She is above all interested in women as leaders, or rather, in why (after all this time!) there aren’t more women in visible, high-powered roles. She has spent her career researching why women don’t reach the top levels of business, politics, law, etc., in proportionate numbers to men. As a political scientist, she wrote a no-holds-barred book about the fertility industry and why it is flawed as a “market” and detrimental to women. If she approaches the issues facing Barnard’s image with the same hardheaded, scientific approach, she stands to be a true force.
Another plus: Spar is not media-shy. For her book, “The Baby Business,” she made the rounds of talk shows and news programs, and we should expect her to be a frequent media presence in her new role as well. Almost as soon as she got to town, some of the journalists on Barnard’s board hosted a cocktail party at the Time Life building to show Spar off to New Yorkers like Katie Couric, Nora Ephron, and The New Yorker’s David Remnick.
“It was a meet-and-greet to position us for future coverage,” said one of the organizers, Cyndi Stivers, who is the manager editor of Entertainment Weekly’s EW.com. “It’s just great to improve the visibility of the school.”
If increased visibility is Spar’s number-one job, fundraising is a close second.
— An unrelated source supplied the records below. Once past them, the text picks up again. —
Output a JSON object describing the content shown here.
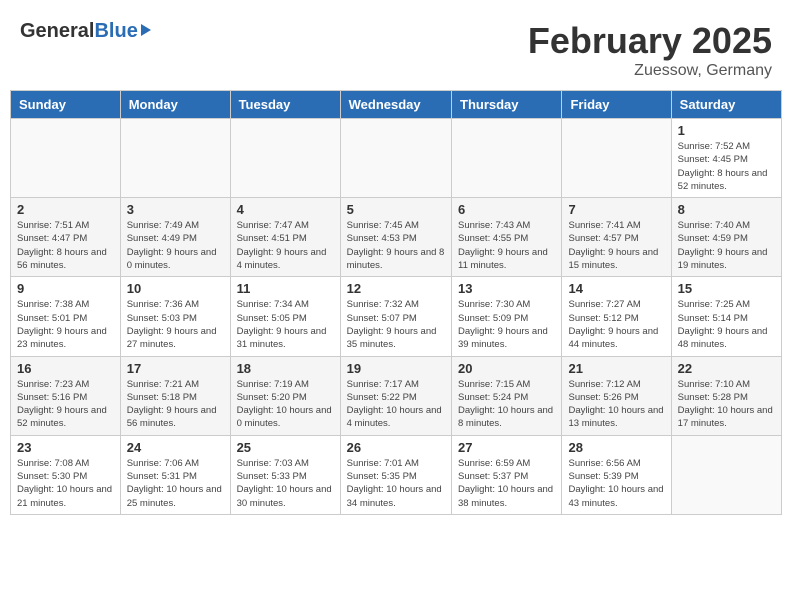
{
  "header": {
    "logo_general": "General",
    "logo_blue": "Blue",
    "month_title": "February 2025",
    "location": "Zuessow, Germany"
  },
  "days_of_week": [
    "Sunday",
    "Monday",
    "Tuesday",
    "Wednesday",
    "Thursday",
    "Friday",
    "Saturday"
  ],
  "weeks": [
    [
      {
        "day": "",
        "empty": true
      },
      {
        "day": "",
        "empty": true
      },
      {
        "day": "",
        "empty": true
      },
      {
        "day": "",
        "empty": true
      },
      {
        "day": "",
        "empty": true
      },
      {
        "day": "",
        "empty": true
      },
      {
        "day": "1",
        "sunrise": "Sunrise: 7:52 AM",
        "sunset": "Sunset: 4:45 PM",
        "daylight": "Daylight: 8 hours and 52 minutes."
      }
    ],
    [
      {
        "day": "2",
        "sunrise": "Sunrise: 7:51 AM",
        "sunset": "Sunset: 4:47 PM",
        "daylight": "Daylight: 8 hours and 56 minutes."
      },
      {
        "day": "3",
        "sunrise": "Sunrise: 7:49 AM",
        "sunset": "Sunset: 4:49 PM",
        "daylight": "Daylight: 9 hours and 0 minutes."
      },
      {
        "day": "4",
        "sunrise": "Sunrise: 7:47 AM",
        "sunset": "Sunset: 4:51 PM",
        "daylight": "Daylight: 9 hours and 4 minutes."
      },
      {
        "day": "5",
        "sunrise": "Sunrise: 7:45 AM",
        "sunset": "Sunset: 4:53 PM",
        "daylight": "Daylight: 9 hours and 8 minutes."
      },
      {
        "day": "6",
        "sunrise": "Sunrise: 7:43 AM",
        "sunset": "Sunset: 4:55 PM",
        "daylight": "Daylight: 9 hours and 11 minutes."
      },
      {
        "day": "7",
        "sunrise": "Sunrise: 7:41 AM",
        "sunset": "Sunset: 4:57 PM",
        "daylight": "Daylight: 9 hours and 15 minutes."
      },
      {
        "day": "8",
        "sunrise": "Sunrise: 7:40 AM",
        "sunset": "Sunset: 4:59 PM",
        "daylight": "Daylight: 9 hours and 19 minutes."
      }
    ],
    [
      {
        "day": "9",
        "sunrise": "Sunrise: 7:38 AM",
        "sunset": "Sunset: 5:01 PM",
        "daylight": "Daylight: 9 hours and 23 minutes."
      },
      {
        "day": "10",
        "sunrise": "Sunrise: 7:36 AM",
        "sunset": "Sunset: 5:03 PM",
        "daylight": "Daylight: 9 hours and 27 minutes."
      },
      {
        "day": "11",
        "sunrise": "Sunrise: 7:34 AM",
        "sunset": "Sunset: 5:05 PM",
        "daylight": "Daylight: 9 hours and 31 minutes."
      },
      {
        "day": "12",
        "sunrise": "Sunrise: 7:32 AM",
        "sunset": "Sunset: 5:07 PM",
        "daylight": "Daylight: 9 hours and 35 minutes."
      },
      {
        "day": "13",
        "sunrise": "Sunrise: 7:30 AM",
        "sunset": "Sunset: 5:09 PM",
        "daylight": "Daylight: 9 hours and 39 minutes."
      },
      {
        "day": "14",
        "sunrise": "Sunrise: 7:27 AM",
        "sunset": "Sunset: 5:12 PM",
        "daylight": "Daylight: 9 hours and 44 minutes."
      },
      {
        "day": "15",
        "sunrise": "Sunrise: 7:25 AM",
        "sunset": "Sunset: 5:14 PM",
        "daylight": "Daylight: 9 hours and 48 minutes."
      }
    ],
    [
      {
        "day": "16",
        "sunrise": "Sunrise: 7:23 AM",
        "sunset": "Sunset: 5:16 PM",
        "daylight": "Daylight: 9 hours and 52 minutes."
      },
      {
        "day": "17",
        "sunrise": "Sunrise: 7:21 AM",
        "sunset": "Sunset: 5:18 PM",
        "daylight": "Daylight: 9 hours and 56 minutes."
      },
      {
        "day": "18",
        "sunrise": "Sunrise: 7:19 AM",
        "sunset": "Sunset: 5:20 PM",
        "daylight": "Daylight: 10 hours and 0 minutes."
      },
      {
        "day": "19",
        "sunrise": "Sunrise: 7:17 AM",
        "sunset": "Sunset: 5:22 PM",
        "daylight": "Daylight: 10 hours and 4 minutes."
      },
      {
        "day": "20",
        "sunrise": "Sunrise: 7:15 AM",
        "sunset": "Sunset: 5:24 PM",
        "daylight": "Daylight: 10 hours and 8 minutes."
      },
      {
        "day": "21",
        "sunrise": "Sunrise: 7:12 AM",
        "sunset": "Sunset: 5:26 PM",
        "daylight": "Daylight: 10 hours and 13 minutes."
      },
      {
        "day": "22",
        "sunrise": "Sunrise: 7:10 AM",
        "sunset": "Sunset: 5:28 PM",
        "daylight": "Daylight: 10 hours and 17 minutes."
      }
    ],
    [
      {
        "day": "23",
        "sunrise": "Sunrise: 7:08 AM",
        "sunset": "Sunset: 5:30 PM",
        "daylight": "Daylight: 10 hours and 21 minutes."
      },
      {
        "day": "24",
        "sunrise": "Sunrise: 7:06 AM",
        "sunset": "Sunset: 5:31 PM",
        "daylight": "Daylight: 10 hours and 25 minutes."
      },
      {
        "day": "25",
        "sunrise": "Sunrise: 7:03 AM",
        "sunset": "Sunset: 5:33 PM",
        "daylight": "Daylight: 10 hours and 30 minutes."
      },
      {
        "day": "26",
        "sunrise": "Sunrise: 7:01 AM",
        "sunset": "Sunset: 5:35 PM",
        "daylight": "Daylight: 10 hours and 34 minutes."
      },
      {
        "day": "27",
        "sunrise": "Sunrise: 6:59 AM",
        "sunset": "Sunset: 5:37 PM",
        "daylight": "Daylight: 10 hours and 38 minutes."
      },
      {
        "day": "28",
        "sunrise": "Sunrise: 6:56 AM",
        "sunset": "Sunset: 5:39 PM",
        "daylight": "Daylight: 10 hours and 43 minutes."
      },
      {
        "day": "",
        "empty": true
      }
    ]
  ]
}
Barnard’s $200 million endowment is puny, not only compared to Columbia’s ($7.1 billion), but also to Wellesley’s ($1.67 billion), Smith’s (over $1 billion), and Bryn Mawr’s ($685 million). The reasons may include Barnard’s traditionally middle-class population, as well as the fact that Barnard graduates tend to stay in New York, where many different causes and institutions compete for their philanthropy.
Spar notes that Harvard Business School’s fundraising operation has been very effective in playing off its alumni’s competitive instincts—their desire to demonstrate their success through the volume of their gifts. She notes that women don’t give in quite the same way: they are more motivated by a desire to support an institution that is doing something good than a need to prove their financial prowess. She thinks that by catering its pitch to women’s motivations (read: appealing to their feminine desire to nurture and develop), Barnard can increase its “get.” Spar may be the first president of a woman’s college to treat its alumni like women—and it’s a risk, like Spar’s appointment, that just may work.